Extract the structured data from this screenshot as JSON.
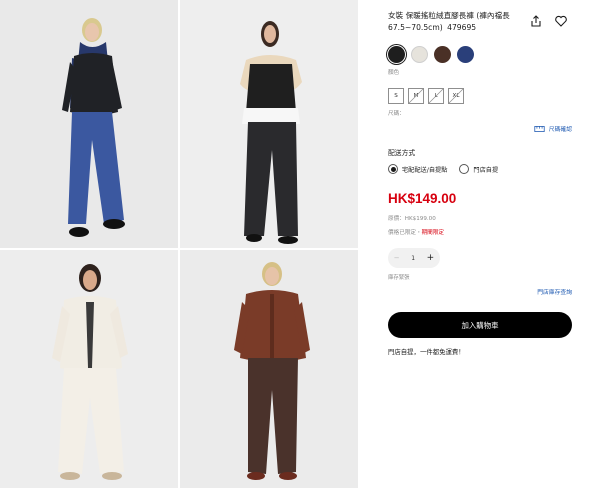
{
  "product": {
    "title": "女裝 保暖搖粒絨直腳長褲 (褲內襠長67.5~70.5cm)",
    "code": "479695"
  },
  "actions": {
    "share_icon": "share-icon",
    "favorite_icon": "heart-icon"
  },
  "colors": {
    "label": "顏色",
    "swatches": [
      {
        "name": "black",
        "hex": "#1e1e1e",
        "selected": true
      },
      {
        "name": "off-white",
        "hex": "#e6e3dc",
        "selected": false
      },
      {
        "name": "dark-brown",
        "hex": "#4a3026",
        "selected": false
      },
      {
        "name": "navy",
        "hex": "#2a3f7a",
        "selected": false
      }
    ]
  },
  "sizes": {
    "label": "尺碼：",
    "options": [
      {
        "label": "S",
        "available": true
      },
      {
        "label": "M",
        "available": false
      },
      {
        "label": "L",
        "available": false
      },
      {
        "label": "XL",
        "available": false
      }
    ],
    "guide_label": "尺碼確認",
    "guide_icon": "ruler-icon"
  },
  "shipping": {
    "title": "配送方式",
    "options": [
      {
        "label": "宅配配送/自提點",
        "selected": true
      },
      {
        "label": "門店自提",
        "selected": false
      }
    ]
  },
  "pricing": {
    "price": "HK$149.00",
    "original": "原價：HK$199.00",
    "promo_prefix": "價格已限定・",
    "promo_highlight": "期間限定"
  },
  "quantity": {
    "minus": "−",
    "value": "1",
    "plus": "+"
  },
  "stock": {
    "text": "庫存緊張",
    "store_link": "門店庫存查詢"
  },
  "cart": {
    "button_label": "加入購物車",
    "note": "門店自提，一件都免運費！"
  },
  "theme": {
    "accent_red": "#d7000f",
    "link_blue": "#1b57b0",
    "button_black": "#000000"
  }
}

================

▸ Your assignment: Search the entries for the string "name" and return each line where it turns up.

▸ Exercise response:
        "name": "black",
        "name": "off-white",
        "name": "dark-brown",
        "name": "navy",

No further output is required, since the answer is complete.